### WORK ORDER
The records that follow are to be repeated exactly, in full.

### Entries taken from a collection
>>>

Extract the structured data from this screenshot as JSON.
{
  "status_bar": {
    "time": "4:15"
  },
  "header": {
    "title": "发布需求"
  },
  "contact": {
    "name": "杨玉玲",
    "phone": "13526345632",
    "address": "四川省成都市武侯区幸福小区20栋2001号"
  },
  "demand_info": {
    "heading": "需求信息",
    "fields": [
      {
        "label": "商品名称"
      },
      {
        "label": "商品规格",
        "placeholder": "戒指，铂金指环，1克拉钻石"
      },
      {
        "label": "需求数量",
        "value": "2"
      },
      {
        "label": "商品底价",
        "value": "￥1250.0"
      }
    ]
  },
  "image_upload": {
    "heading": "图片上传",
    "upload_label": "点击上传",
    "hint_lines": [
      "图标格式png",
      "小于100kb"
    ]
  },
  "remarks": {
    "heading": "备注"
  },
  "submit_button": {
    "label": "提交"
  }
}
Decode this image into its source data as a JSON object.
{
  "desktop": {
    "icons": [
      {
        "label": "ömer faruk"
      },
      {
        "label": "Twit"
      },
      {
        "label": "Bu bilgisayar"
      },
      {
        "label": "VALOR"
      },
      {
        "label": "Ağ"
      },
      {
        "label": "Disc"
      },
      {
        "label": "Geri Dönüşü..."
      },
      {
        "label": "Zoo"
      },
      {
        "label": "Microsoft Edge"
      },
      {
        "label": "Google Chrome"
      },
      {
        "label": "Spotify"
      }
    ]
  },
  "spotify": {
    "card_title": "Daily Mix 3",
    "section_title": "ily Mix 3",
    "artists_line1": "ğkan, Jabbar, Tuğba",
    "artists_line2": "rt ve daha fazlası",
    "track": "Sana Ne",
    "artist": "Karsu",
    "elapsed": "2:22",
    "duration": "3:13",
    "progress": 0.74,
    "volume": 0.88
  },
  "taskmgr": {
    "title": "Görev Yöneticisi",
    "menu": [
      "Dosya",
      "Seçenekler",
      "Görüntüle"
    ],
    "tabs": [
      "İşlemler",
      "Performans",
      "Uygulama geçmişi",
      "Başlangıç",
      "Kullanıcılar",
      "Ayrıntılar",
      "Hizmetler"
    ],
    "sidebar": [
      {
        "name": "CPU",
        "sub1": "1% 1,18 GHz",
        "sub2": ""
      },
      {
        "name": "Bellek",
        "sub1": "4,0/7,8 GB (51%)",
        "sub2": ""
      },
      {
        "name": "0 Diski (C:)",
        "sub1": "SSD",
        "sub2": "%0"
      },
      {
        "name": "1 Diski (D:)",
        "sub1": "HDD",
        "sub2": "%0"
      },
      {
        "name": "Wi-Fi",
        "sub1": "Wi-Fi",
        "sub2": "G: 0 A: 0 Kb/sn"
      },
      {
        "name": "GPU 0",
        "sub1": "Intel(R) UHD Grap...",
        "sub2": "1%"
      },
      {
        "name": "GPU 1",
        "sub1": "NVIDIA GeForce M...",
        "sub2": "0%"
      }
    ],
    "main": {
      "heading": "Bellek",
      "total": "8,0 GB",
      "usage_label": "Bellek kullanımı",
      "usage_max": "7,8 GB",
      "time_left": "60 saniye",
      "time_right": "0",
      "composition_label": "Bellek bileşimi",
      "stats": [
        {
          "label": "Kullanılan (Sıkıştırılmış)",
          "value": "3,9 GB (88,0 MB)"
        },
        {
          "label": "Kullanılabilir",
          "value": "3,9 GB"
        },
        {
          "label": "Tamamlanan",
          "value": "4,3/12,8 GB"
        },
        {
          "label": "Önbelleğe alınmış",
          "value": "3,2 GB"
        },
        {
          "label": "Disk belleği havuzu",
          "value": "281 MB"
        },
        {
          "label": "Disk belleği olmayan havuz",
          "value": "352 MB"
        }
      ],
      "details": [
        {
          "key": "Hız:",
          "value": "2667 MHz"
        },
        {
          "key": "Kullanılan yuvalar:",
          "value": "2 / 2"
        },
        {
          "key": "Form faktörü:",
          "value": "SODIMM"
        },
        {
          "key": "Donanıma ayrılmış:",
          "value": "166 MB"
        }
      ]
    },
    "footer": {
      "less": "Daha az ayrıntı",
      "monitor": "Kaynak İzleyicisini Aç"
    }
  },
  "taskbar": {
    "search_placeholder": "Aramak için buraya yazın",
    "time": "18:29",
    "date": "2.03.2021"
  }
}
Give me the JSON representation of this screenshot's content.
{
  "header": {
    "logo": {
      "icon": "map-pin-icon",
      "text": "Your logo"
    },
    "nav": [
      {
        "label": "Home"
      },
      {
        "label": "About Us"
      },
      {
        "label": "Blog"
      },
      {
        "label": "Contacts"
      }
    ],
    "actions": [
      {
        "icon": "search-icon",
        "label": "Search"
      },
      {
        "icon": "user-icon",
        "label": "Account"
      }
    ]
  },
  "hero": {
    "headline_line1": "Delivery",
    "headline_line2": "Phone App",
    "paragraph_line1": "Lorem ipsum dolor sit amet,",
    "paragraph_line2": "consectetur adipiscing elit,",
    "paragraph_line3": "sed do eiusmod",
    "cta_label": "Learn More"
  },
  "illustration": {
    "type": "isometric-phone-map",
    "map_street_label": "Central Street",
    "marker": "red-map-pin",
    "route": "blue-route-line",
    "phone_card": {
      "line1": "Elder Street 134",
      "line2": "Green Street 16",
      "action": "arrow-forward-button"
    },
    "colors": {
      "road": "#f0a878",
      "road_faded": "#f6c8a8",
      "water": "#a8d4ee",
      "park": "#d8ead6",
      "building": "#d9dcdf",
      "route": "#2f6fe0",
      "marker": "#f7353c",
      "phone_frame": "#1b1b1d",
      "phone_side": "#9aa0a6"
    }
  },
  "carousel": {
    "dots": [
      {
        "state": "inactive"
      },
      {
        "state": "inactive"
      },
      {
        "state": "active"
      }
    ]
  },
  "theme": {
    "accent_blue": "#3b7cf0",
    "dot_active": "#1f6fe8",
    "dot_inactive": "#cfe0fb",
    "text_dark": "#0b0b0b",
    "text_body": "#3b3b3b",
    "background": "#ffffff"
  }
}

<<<

### EXERCISE SOLUTION
Extract the structured data from this screenshot as JSON.
{
  "status_bar": {
    "time": "4:15"
  },
  "header": {
    "title": "发布需求"
  },
  "contact": {
    "name": "杨玉玲",
    "phone": "13526345632",
    "address": "四川省成都市武侯区幸福小区20栋2001号"
  },
  "demand_info": {
    "heading": "需求信息",
    "fields": [
      {
        "label": "商品名称"
      },
      {
        "label": "商品规格",
        "placeholder": "戒指，铂金指环，1克拉钻石"
      },
      {
        "label": "需求数量",
        "value": "2"
      },
      {
        "label": "商品底价",
        "value": "￥1250.0"
      }
    ]
  },
  "image_upload": {
    "heading": "图片上传",
    "upload_label": "点击上传",
    "hint_lines": [
      "图标格式png",
      "小于100kb"
    ]
  },
  "remarks": {
    "heading": "备注"
  },
  "submit_button": {
    "label": "提交"
  }
}
Decode this image into its source data as a JSON object.
{
  "desktop": {
    "icons": [
      {
        "label": "ömer faruk"
      },
      {
        "label": "Twit"
      },
      {
        "label": "Bu bilgisayar"
      },
      {
        "label": "VALOR"
      },
      {
        "label": "Ağ"
      },
      {
        "label": "Disc"
      },
      {
        "label": "Geri Dönüşü..."
      },
      {
        "label": "Zoo"
      },
      {
        "label": "Microsoft Edge"
      },
      {
        "label": "Google Chrome"
      },
      {
        "label": "Spotify"
      }
    ]
  },
  "spotify": {
    "card_title": "Daily Mix 3",
    "section_title": "ily Mix 3",
    "artists_line1": "ğkan, Jabbar, Tuğba",
    "artists_line2": "rt ve daha fazlası",
    "track": "Sana Ne",
    "artist": "Karsu",
    "elapsed": "2:22",
    "duration": "3:13",
    "progress": 0.74,
    "volume": 0.88
  },
  "taskmgr": {
    "title": "Görev Yöneticisi",
    "menu": [
      "Dosya",
      "Seçenekler",
      "Görüntüle"
    ],
    "tabs": [
      "İşlemler",
      "Performans",
      "Uygulama geçmişi",
      "Başlangıç",
      "Kullanıcılar",
      "Ayrıntılar",
      "Hizmetler"
    ],
    "sidebar": [
      {
        "name": "CPU",
        "sub1": "1% 1,18 GHz",
        "sub2": ""
      },
      {
        "name": "Bellek",
        "sub1": "4,0/7,8 GB (51%)",
        "sub2": ""
      },
      {
        "name": "0 Diski (C:)",
        "sub1": "SSD",
        "sub2": "%0"
      },
      {
        "name": "1 Diski (D:)",
        "sub1": "HDD",
        "sub2": "%0"
      },
      {
        "name": "Wi-Fi",
        "sub1": "Wi-Fi",
        "sub2": "G: 0 A: 0 Kb/sn"
      },
      {
        "name": "GPU 0",
        "sub1": "Intel(R) UHD Grap...",
        "sub2": "1%"
      },
      {
        "name": "GPU 1",
        "sub1": "NVIDIA GeForce M...",
        "sub2": "0%"
      }
    ],
    "main": {
      "heading": "Bellek",
      "total": "8,0 GB",
      "usage_label": "Bellek kullanımı",
      "usage_max": "7,8 GB",
      "time_left": "60 saniye",
      "time_right": "0",
      "composition_label": "Bellek bileşimi",
      "stats": [
        {
          "label": "Kullanılan (Sıkıştırılmış)",
          "value": "3,9 GB (88,0 MB)"
        },
        {
          "label": "Kullanılabilir",
          "value": "3,9 GB"
        },
        {
          "label": "Tamamlanan",
          "value": "4,3/12,8 GB"
        },
        {
          "label": "Önbelleğe alınmış",
          "value": "3,2 GB"
        },
        {
          "label": "Disk belleği havuzu",
          "value": "281 MB"
        },
        {
          "label": "Disk belleği olmayan havuz",
          "value": "352 MB"
        }
      ],
      "details": [
        {
          "key": "Hız:",
          "value": "2667 MHz"
        },
        {
          "key": "Kullanılan yuvalar:",
          "value": "2 / 2"
        },
        {
          "key": "Form faktörü:",
          "value": "SODIMM"
        },
        {
          "key": "Donanıma ayrılmış:",
          "value": "166 MB"
        }
      ]
    },
    "footer": {
      "less": "Daha az ayrıntı",
      "monitor": "Kaynak İzleyicisini Aç"
    }
  },
  "taskbar": {
    "search_placeholder": "Aramak için buraya yazın",
    "time": "18:29",
    "date": "2.03.2021"
  }
}
Give me the JSON representation of this screenshot's content.
{
  "header": {
    "logo": {
      "icon": "map-pin-icon",
      "text": "Your logo"
    },
    "nav": [
      {
        "label": "Home"
      },
      {
        "label": "About Us"
      },
      {
        "label": "Blog"
      },
      {
        "label": "Contacts"
      }
    ],
    "actions": [
      {
        "icon": "search-icon",
        "label": "Search"
      },
      {
        "icon": "user-icon",
        "label": "Account"
      }
    ]
  },
  "hero": {
    "headline_line1": "Delivery",
    "headline_line2": "Phone App",
    "paragraph_line1": "Lorem ipsum dolor sit amet,",
    "paragraph_line2": "consectetur adipiscing elit,",
    "paragraph_line3": "sed do eiusmod",
    "cta_label": "Learn More"
  },
  "illustration": {
    "type": "isometric-phone-map",
    "map_street_label": "Central Street",
    "marker": "red-map-pin",
    "route": "blue-route-line",
    "phone_card": {
      "line1": "Elder Street 134",
      "line2": "Green Street 16",
      "action": "arrow-forward-button"
    },
    "colors": {
      "road": "#f0a878",
      "road_faded": "#f6c8a8",
      "water": "#a8d4ee",
      "park": "#d8ead6",
      "building": "#d9dcdf",
      "route": "#2f6fe0",
      "marker": "#f7353c",
      "phone_frame": "#1b1b1d",
      "phone_side": "#9aa0a6"
    }
  },
  "carousel": {
    "dots": [
      {
        "state": "inactive"
      },
      {
        "state": "inactive"
      },
      {
        "state": "active"
      }
    ]
  },
  "theme": {
    "accent_blue": "#3b7cf0",
    "dot_active": "#1f6fe8",
    "dot_inactive": "#cfe0fb",
    "text_dark": "#0b0b0b",
    "text_body": "#3b3b3b",
    "background": "#ffffff"
  }
}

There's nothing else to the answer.